For years I’ve wondered how felons like Marky Mark get away with handling and shooting guns in movies when they’re prohibited persons. I never bothered to do any research on the topic, but today (via Drudge) this awful Hollywood Reporter article about guns fell into my lap.
To serve Hollywood’s marquee felons like Mark Wahlberg (currently brandishing a Glock 17 as a cop in Patriots Day) and Danny Trejo (most recently armed with an M1911A1 pistol in 2013’s Machete Kills) — who aren’t allowed by law to bear arms — ISS has a roster of realistic electronic guns (also known as e-guns or non-guns) that can stand in for everything from Smith & Wessons to Uzis. “They get a lot of use on hip-hop music video shoots,” says one weapons specialist. Producers working with ex-cons or shooting outside in neighborhoods with noise restrictions rely on them since they discharge at a much quieter level. They also are used in close-fire situations like a point-blank execution scene, where real weapons firing blanks are deemed unsafe (e-guns don’t eject shell casings).
That’s about the best thing I got from the article. That and California “conservatives” will always be liberals. For example there’s this:
Elsewhere at ISS, in a large office, owner Bilson — a self-described moderate “weapons enthusiast, not a weapons nut” who believes “there needs to be additional commonsense legislation” such as a national database “and a lot of other things that the NRA is against” — remains in the political cross fire. When he’s not ducking the NRA’s LaPierre’s verbal salvos about Hollywood violence (“We felt like we were thrown under the bus”), he’s navigating byzantine local, state, national and international gun laws (California legislation is the country’s strictest). ISS regularly is audited by the federal Bureau of Alcohol, Tobacco, Firearms and Explosives, the state Department of Justice and the Los Angeles Police Department.
Yes, audits for everyone!
As president of the American Entertainment Armories Association, Bilson is in close contact with the MPAA to carve out exemptions, such as a far shortened waiting period to get ahold of a handgun. “[Armorers] can’t wait 10 days — they need it that day or the very next day on set due to the speed of production,” he says, noting more generally, “There aren’t really rules governing what it is we do. So [legislators] have kind of fit a square peg in a round hole, and we have adapted to it as best as we can.”

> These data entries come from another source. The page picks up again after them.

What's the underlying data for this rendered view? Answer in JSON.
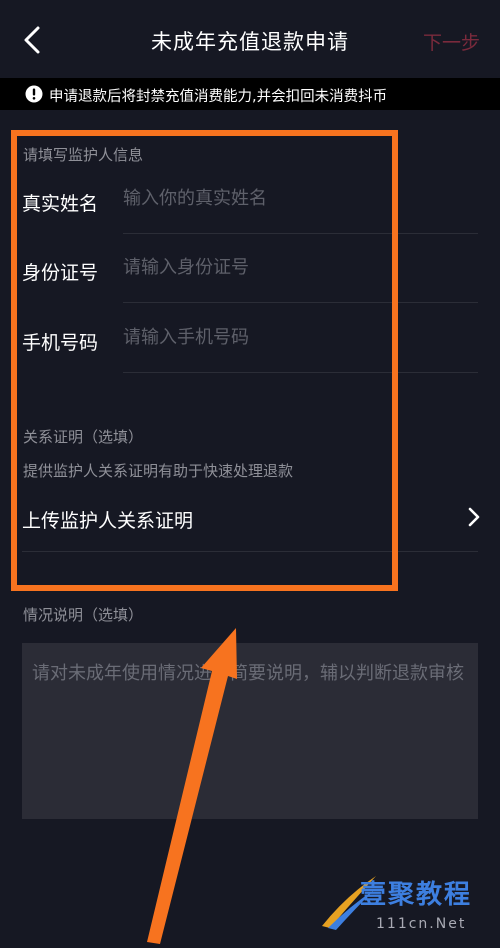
{
  "header": {
    "title": "未成年充值退款申请",
    "next_label": "下一步"
  },
  "notice": {
    "text": "申请退款后将封禁充值消费能力,并会扣回未消费抖币"
  },
  "guardian_section": {
    "hint": "请填写监护人信息",
    "fields": [
      {
        "label": "真实姓名",
        "placeholder": "输入你的真实姓名",
        "value": ""
      },
      {
        "label": "身份证号",
        "placeholder": "请输入身份证号",
        "value": ""
      },
      {
        "label": "手机号码",
        "placeholder": "请输入手机号码",
        "value": ""
      }
    ]
  },
  "relation_section": {
    "title": "关系证明（选填）",
    "desc": "提供监护人关系证明有助于快速处理退款",
    "upload_label": "上传监护人关系证明"
  },
  "situation_section": {
    "title": "情况说明（选填）",
    "placeholder": "请对未成年使用情况进行简要说明，辅以判断退款审核",
    "value": ""
  },
  "watermark": {
    "main": "壹聚教程",
    "sub": "111cn.Net"
  },
  "colors": {
    "background": "#161823",
    "accent_next": "#7a2a3c",
    "highlight": "#f7731f",
    "watermark": "#3d7fe0"
  },
  "icons": {
    "back": "chevron-left-icon",
    "notice": "exclamation-circle-icon",
    "upload": "chevron-right-icon"
  }
}
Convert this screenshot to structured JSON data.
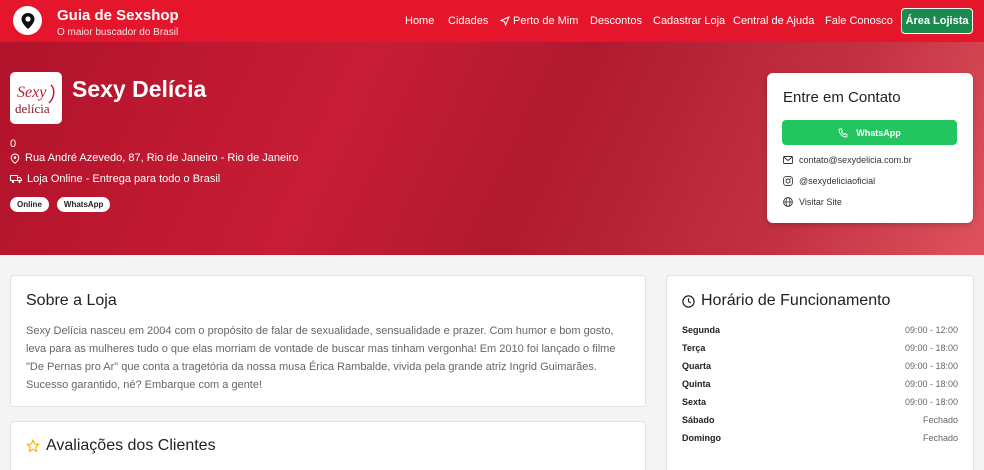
{
  "brand": {
    "title": "Guia de Sexshop",
    "subtitle": "O maior buscador do Brasil"
  },
  "nav": {
    "links": [
      "Home",
      "Cidades",
      "Perto de Mim",
      "Descontos",
      "Cadastrar Loja",
      "Central de Ajuda",
      "Fale Conosco"
    ],
    "cta": "Área Lojista"
  },
  "store": {
    "name": "Sexy Delícia",
    "logo_text_top": "Sexy",
    "logo_text_bottom": "delícia",
    "rating": "0",
    "address": "Rua André Azevedo, 87, Rio de Janeiro - Rio de Janeiro",
    "delivery": "Loja Online - Entrega para todo o Brasil",
    "badges": [
      "Online",
      "WhatsApp"
    ]
  },
  "contact": {
    "title": "Entre em Contato",
    "whatsapp_label": "WhatsApp",
    "email": "contato@sexydelicia.com.br",
    "instagram": "@sexydeliciaoficial",
    "site": "Visitar Site"
  },
  "about": {
    "title": "Sobre a Loja",
    "text": "Sexy Delícia nasceu em 2004 com o propósito de falar de sexualidade, sensualidade e prazer. Com humor e bom gosto, leva para as mulheres tudo o que elas morriam de vontade de buscar mas tinham vergonha! Em 2010 foi lançado o filme \"De Pernas pro Ar\" que conta a tragetória da nossa musa Érica Rambalde, vivida pela grande atriz Ingrid Guimarães. Sucesso garantido, né? Embarque com a gente!"
  },
  "reviews": {
    "title": "Avaliações dos Clientes"
  },
  "hours": {
    "title": "Horário de Funcionamento",
    "rows": [
      {
        "day": "Segunda",
        "time": "09:00 - 12:00"
      },
      {
        "day": "Terça",
        "time": "09:00 - 18:00"
      },
      {
        "day": "Quarta",
        "time": "09:00 - 18:00"
      },
      {
        "day": "Quinta",
        "time": "09:00 - 18:00"
      },
      {
        "day": "Sexta",
        "time": "09:00 - 18:00"
      },
      {
        "day": "Sábado",
        "time": "Fechado"
      },
      {
        "day": "Domingo",
        "time": "Fechado"
      }
    ]
  },
  "colors": {
    "nav_red": "#e5162c",
    "hero_red": "#c81d36",
    "whatsapp_green": "#22c55e",
    "cta_green": "#1a8a4f",
    "star_gold": "#f5b301"
  },
  "icons": [
    "map-pin-icon",
    "location-pin-icon",
    "truck-icon",
    "phone-icon",
    "mail-icon",
    "instagram-icon",
    "globe-icon",
    "clock-icon",
    "star-icon",
    "paper-plane-icon"
  ]
}
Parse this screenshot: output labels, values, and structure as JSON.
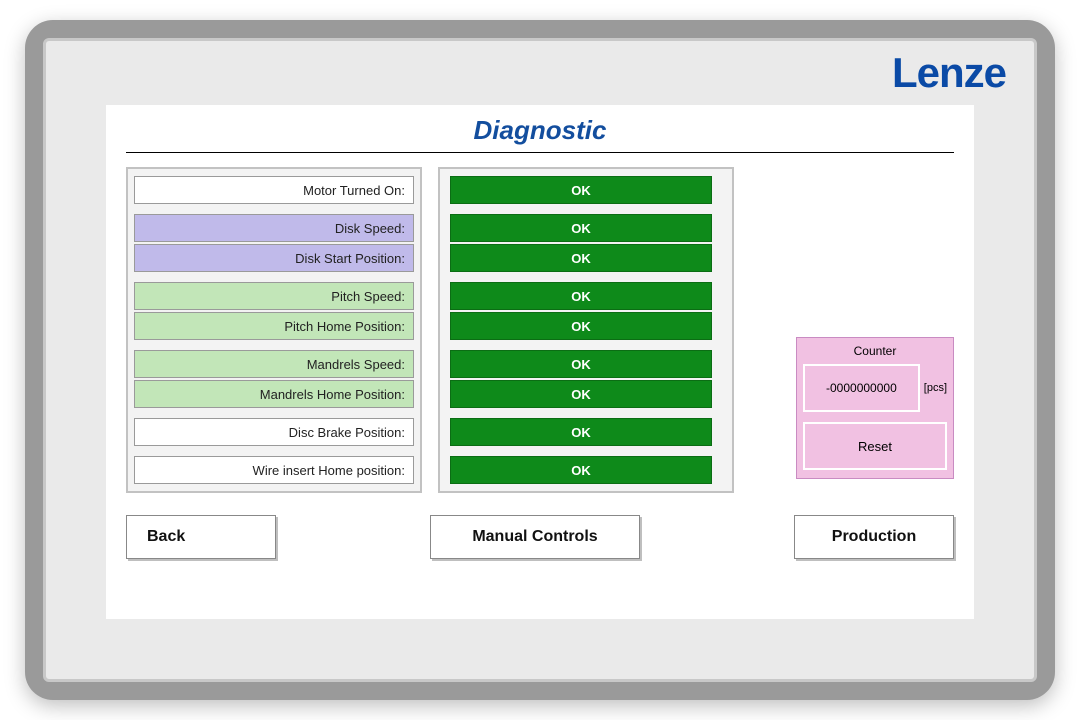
{
  "brand": "Lenze",
  "title": "Diagnostic",
  "colors": {
    "accent": "#0a4aa6",
    "ok_bg": "#0e8a1a",
    "counter_bg": "#f1c1e2"
  },
  "diagnostics": [
    {
      "label": "Motor Turned On:",
      "status": "OK",
      "group": ""
    },
    {
      "label": "Disk Speed:",
      "status": "OK",
      "group": "purple"
    },
    {
      "label": "Disk Start Position:",
      "status": "OK",
      "group": "purple"
    },
    {
      "label": "Pitch Speed:",
      "status": "OK",
      "group": "green"
    },
    {
      "label": "Pitch Home Position:",
      "status": "OK",
      "group": "green"
    },
    {
      "label": "Mandrels Speed:",
      "status": "OK",
      "group": "green"
    },
    {
      "label": "Mandrels Home Position:",
      "status": "OK",
      "group": "green"
    },
    {
      "label": "Disc Brake Position:",
      "status": "OK",
      "group": ""
    },
    {
      "label": "Wire insert Home position:",
      "status": "OK",
      "group": ""
    }
  ],
  "counter": {
    "title": "Counter",
    "value": "-0000000000",
    "unit": "[pcs]",
    "reset_label": "Reset"
  },
  "nav": {
    "back": "Back",
    "manual": "Manual Controls",
    "production": "Production"
  }
}
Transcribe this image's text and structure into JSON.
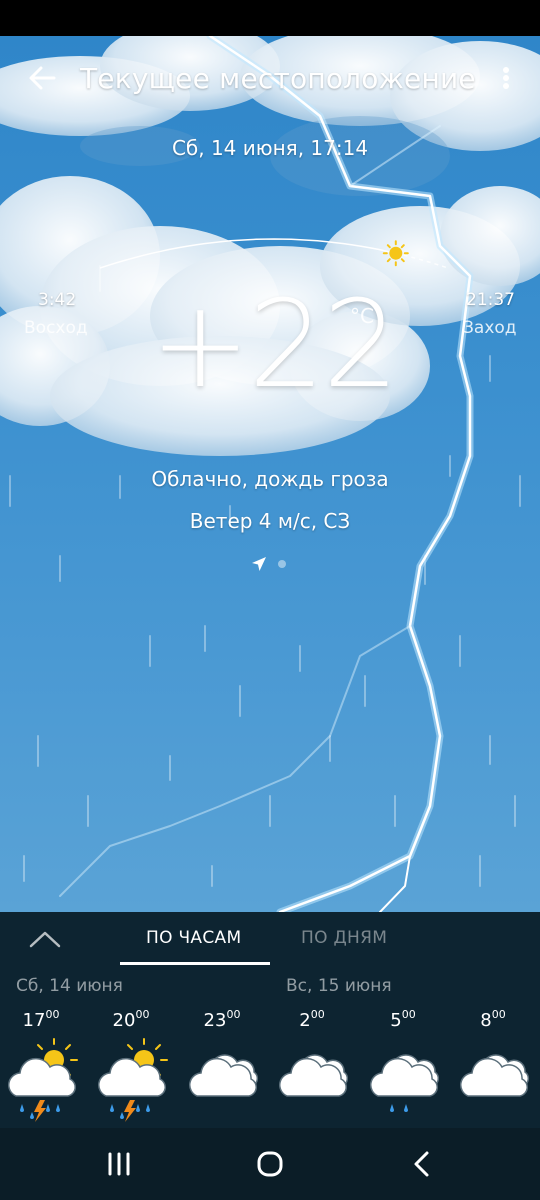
{
  "header": {
    "title": "Текущее местоположение"
  },
  "current": {
    "date": "Сб, 14 июня, 17:14",
    "temperature": "+22",
    "unit": "°C",
    "condition": "Облачно, дождь гроза",
    "wind": "Ветер 4 м/с, СЗ"
  },
  "sun": {
    "sunrise_time": "3:42",
    "sunrise_label": "Восход",
    "sunset_time": "21:37",
    "sunset_label": "Заход",
    "day_progress": 0.85
  },
  "forecast": {
    "tabs": [
      {
        "label": "ПО ЧАСАМ",
        "active": true
      },
      {
        "label": "ПО ДНЯМ",
        "active": false
      }
    ],
    "days": [
      "Сб, 14 июня",
      "Вс, 15 июня"
    ],
    "hours": [
      {
        "hour": "17",
        "min": "00",
        "icon": "cloud-sun-thunder-rain-icon"
      },
      {
        "hour": "20",
        "min": "00",
        "icon": "cloud-sun-thunder-rain-icon"
      },
      {
        "hour": "23",
        "min": "00",
        "icon": "cloudy-icon"
      },
      {
        "hour": "2",
        "min": "00",
        "icon": "cloudy-icon"
      },
      {
        "hour": "5",
        "min": "00",
        "icon": "cloud-rain-icon"
      },
      {
        "hour": "8",
        "min": "00",
        "icon": "cloudy-icon"
      }
    ]
  },
  "colors": {
    "sky": "#3c90cf",
    "panel": "#0d2431",
    "sun": "#f5c518",
    "bolt": "#f08a1a",
    "drop": "#3d9be9"
  }
}
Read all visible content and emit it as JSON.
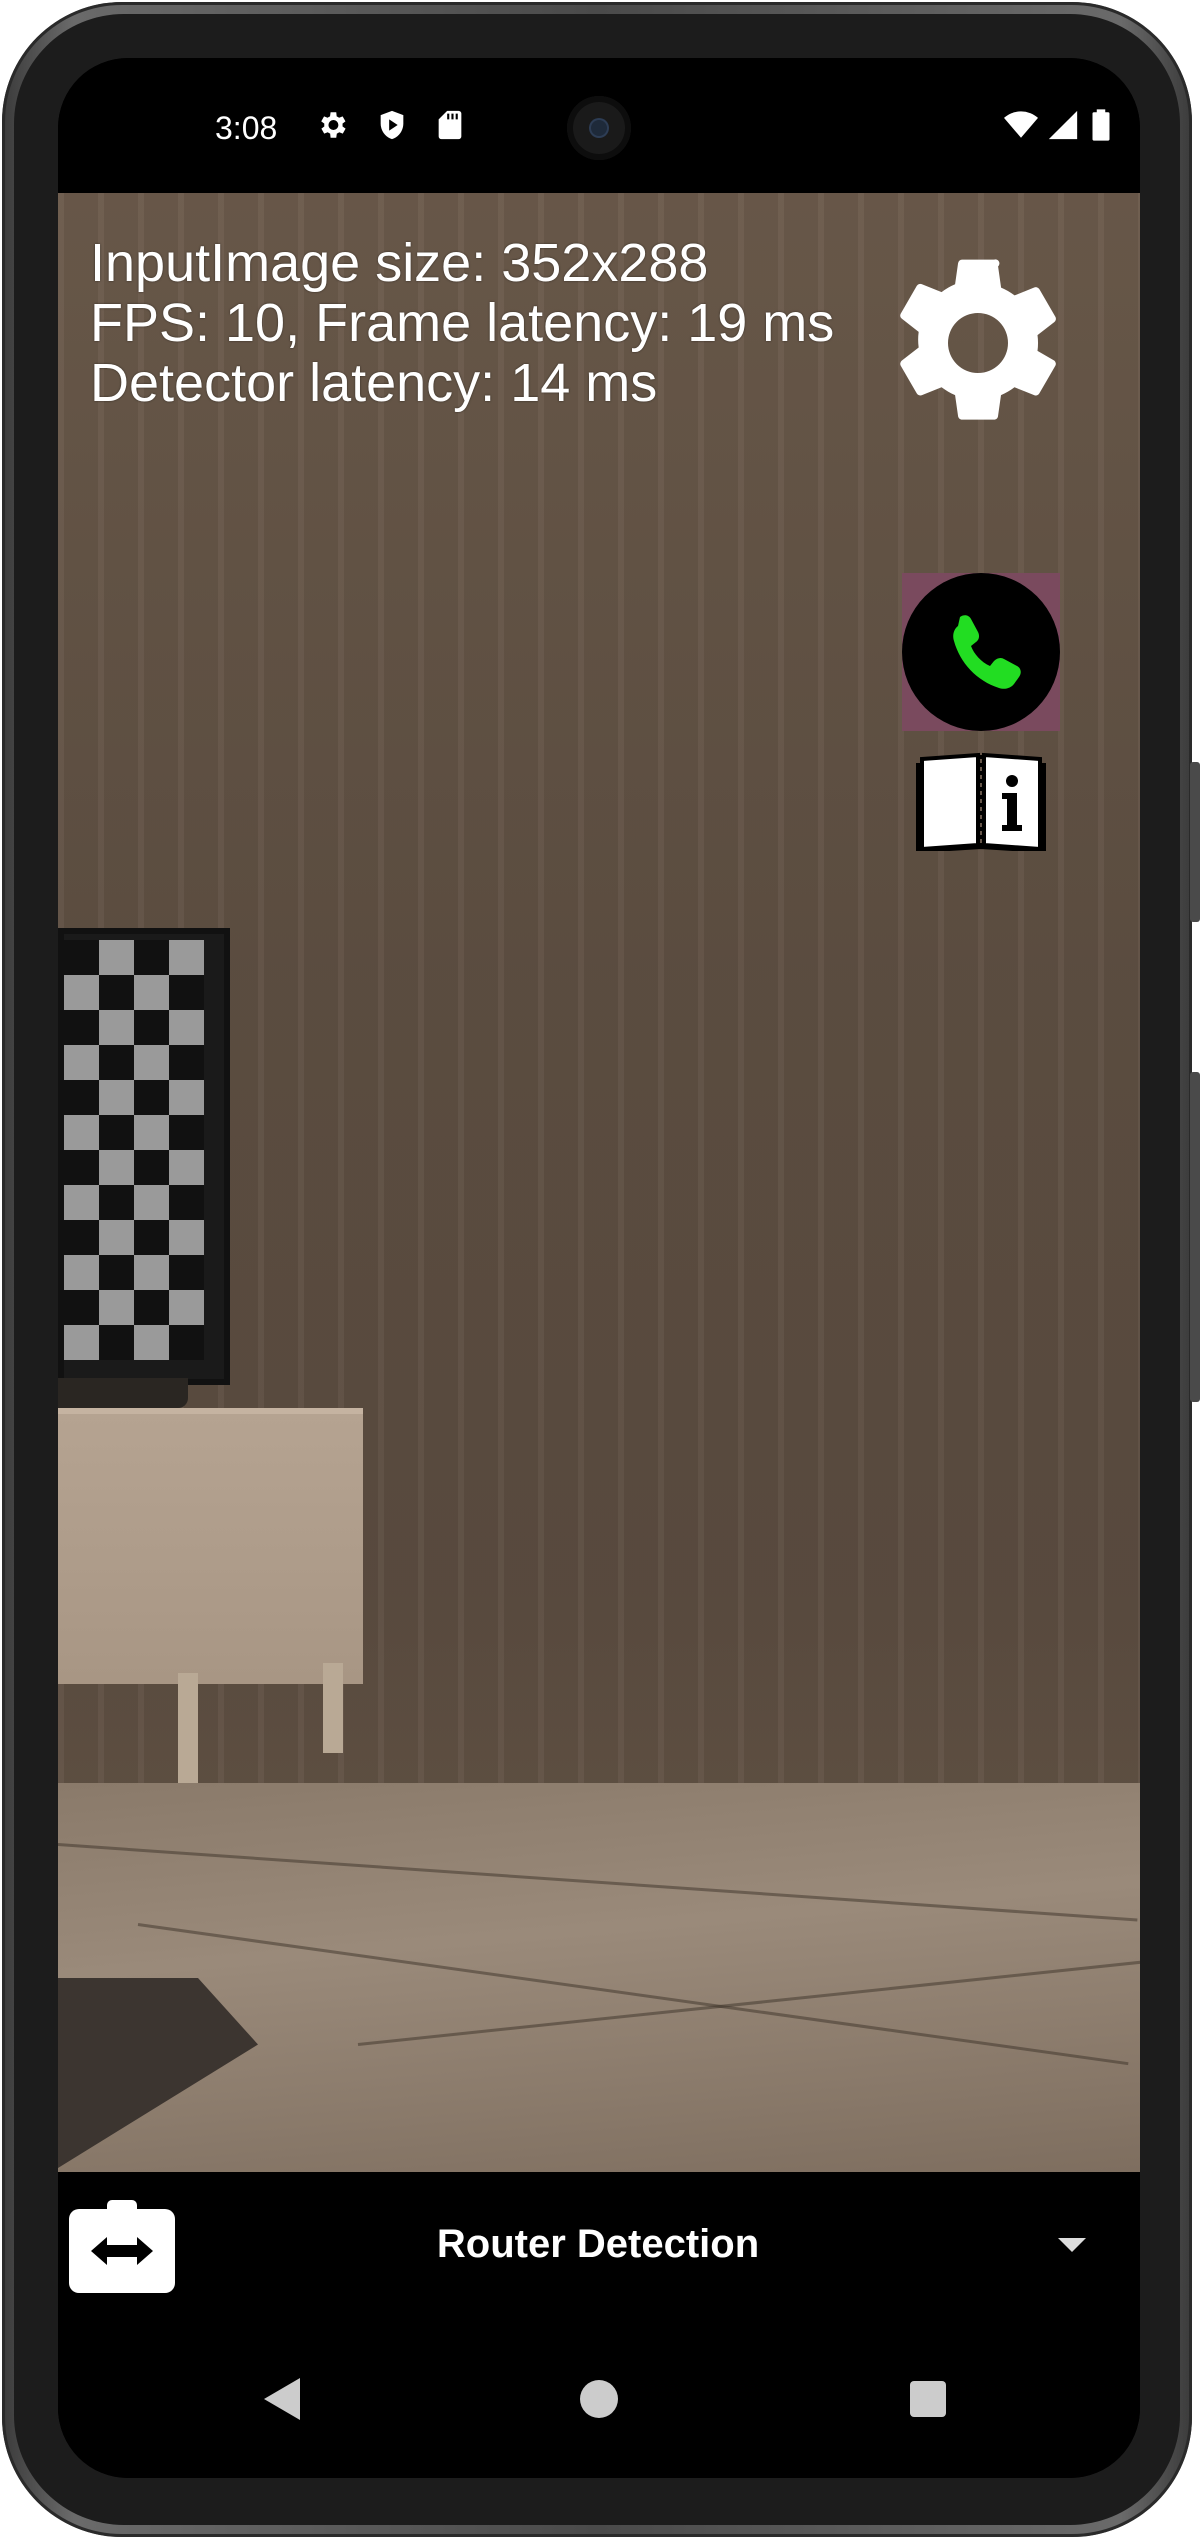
{
  "status_bar": {
    "time": "3:08",
    "left_icons": [
      "gear-icon",
      "shield-play-icon",
      "sd-card-icon"
    ],
    "right_icons": [
      "wifi-icon",
      "cellular-signal-icon",
      "battery-icon"
    ]
  },
  "overlay": {
    "input_image_size": "InputImage size: 352x288",
    "fps_latency": "FPS: 10, Frame latency: 19 ms",
    "detector_latency": "Detector latency: 14 ms"
  },
  "buttons": {
    "settings_icon": "gear-icon",
    "call_icon": "phone-call-icon",
    "guide_icon": "info-book-icon",
    "call_button_color": "#7a4a5e",
    "call_phone_color": "#22dd22"
  },
  "control_bar": {
    "switch_camera_icon": "switch-camera-icon",
    "selected_mode": "Router Detection"
  },
  "nav_bar": {
    "icons": [
      "back-icon",
      "home-icon",
      "recents-icon"
    ]
  }
}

So you can’t wait 10 days because you’re on a deadline, but a woman whose boyfriend is stalking her and threatening her life should be made to?
And I don’t believe this dubious claim for a second. They claim to have invented gang bangers acting like idiots by holding their gun sideways:
Sometimes armorers find that their onscreen handiwork worms its way back into real life. John Patteson, a Florida-based armorer (Cape Fear and Bad Boys II), recalls an experience on a 1980s TV show that he will not name in which a director wanted two guys with semiautomatic handguns to fire while standing next to each other. Patteson pointed out that the ejected rounds from one gun would hit the second man, at best creating an annoyance and at worst a potential safety hazard. “The director says, ‘How about we ask the left guy to tilt his gun sideways, so brass goes up and arcs away?’ ” Patteson adjusted the scene accordingly, but “next thing you know, I’m seeing guys in 7-Eleven videos holding the guns sideways.”
I’m a natural skeptic, but that smells like bullshit to me.